Extracted records

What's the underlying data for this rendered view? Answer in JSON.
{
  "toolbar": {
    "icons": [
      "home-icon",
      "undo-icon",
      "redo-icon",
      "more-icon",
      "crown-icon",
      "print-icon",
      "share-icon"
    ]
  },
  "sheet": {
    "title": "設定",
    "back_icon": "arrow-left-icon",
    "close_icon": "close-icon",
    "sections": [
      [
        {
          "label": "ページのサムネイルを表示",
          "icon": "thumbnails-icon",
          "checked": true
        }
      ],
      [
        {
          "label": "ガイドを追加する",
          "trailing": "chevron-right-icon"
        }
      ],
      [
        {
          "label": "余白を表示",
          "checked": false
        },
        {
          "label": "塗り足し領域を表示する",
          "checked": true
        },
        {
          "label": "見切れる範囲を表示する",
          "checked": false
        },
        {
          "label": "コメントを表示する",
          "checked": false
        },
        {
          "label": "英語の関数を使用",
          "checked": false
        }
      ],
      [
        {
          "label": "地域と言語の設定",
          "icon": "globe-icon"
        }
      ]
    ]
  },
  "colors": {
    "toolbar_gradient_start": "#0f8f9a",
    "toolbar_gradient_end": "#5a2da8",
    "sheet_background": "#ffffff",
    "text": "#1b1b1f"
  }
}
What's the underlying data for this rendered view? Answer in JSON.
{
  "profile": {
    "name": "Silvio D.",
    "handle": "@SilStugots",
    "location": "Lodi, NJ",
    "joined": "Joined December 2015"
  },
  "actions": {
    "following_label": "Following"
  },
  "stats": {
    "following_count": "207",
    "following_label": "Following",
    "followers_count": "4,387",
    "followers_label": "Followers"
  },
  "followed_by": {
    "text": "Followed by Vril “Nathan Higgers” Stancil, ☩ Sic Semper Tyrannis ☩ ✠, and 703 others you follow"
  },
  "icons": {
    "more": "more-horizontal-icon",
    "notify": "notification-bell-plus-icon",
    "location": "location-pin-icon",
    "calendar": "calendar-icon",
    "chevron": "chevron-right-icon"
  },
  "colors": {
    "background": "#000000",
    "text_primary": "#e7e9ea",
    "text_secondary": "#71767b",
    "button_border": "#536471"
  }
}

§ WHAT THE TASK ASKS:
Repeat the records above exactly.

§ RESPONSE:
What's the underlying data for this rendered view? Answer in JSON.
{
  "toolbar": {
    "icons": [
      "home-icon",
      "undo-icon",
      "redo-icon",
      "more-icon",
      "crown-icon",
      "print-icon",
      "share-icon"
    ]
  },
  "sheet": {
    "title": "設定",
    "back_icon": "arrow-left-icon",
    "close_icon": "close-icon",
    "sections": [
      [
        {
          "label": "ページのサムネイルを表示",
          "icon": "thumbnails-icon",
          "checked": true
        }
      ],
      [
        {
          "label": "ガイドを追加する",
          "trailing": "chevron-right-icon"
        }
      ],
      [
        {
          "label": "余白を表示",
          "checked": false
        },
        {
          "label": "塗り足し領域を表示する",
          "checked": true
        },
        {
          "label": "見切れる範囲を表示する",
          "checked": false
        },
        {
          "label": "コメントを表示する",
          "checked": false
        },
        {
          "label": "英語の関数を使用",
          "checked": false
        }
      ],
      [
        {
          "label": "地域と言語の設定",
          "icon": "globe-icon"
        }
      ]
    ]
  },
  "colors": {
    "toolbar_gradient_start": "#0f8f9a",
    "toolbar_gradient_end": "#5a2da8",
    "sheet_background": "#ffffff",
    "text": "#1b1b1f"
  }
}
What's the underlying data for this rendered view? Answer in JSON.
{
  "profile": {
    "name": "Silvio D.",
    "handle": "@SilStugots",
    "location": "Lodi, NJ",
    "joined": "Joined December 2015"
  },
  "actions": {
    "following_label": "Following"
  },
  "stats": {
    "following_count": "207",
    "following_label": "Following",
    "followers_count": "4,387",
    "followers_label": "Followers"
  },
  "followed_by": {
    "text": "Followed by Vril “Nathan Higgers” Stancil, ☩ Sic Semper Tyrannis ☩ ✠, and 703 others you follow"
  },
  "icons": {
    "more": "more-horizontal-icon",
    "notify": "notification-bell-plus-icon",
    "location": "location-pin-icon",
    "calendar": "calendar-icon",
    "chevron": "chevron-right-icon"
  },
  "colors": {
    "background": "#000000",
    "text_primary": "#e7e9ea",
    "text_secondary": "#71767b",
    "button_border": "#536471"
  }
}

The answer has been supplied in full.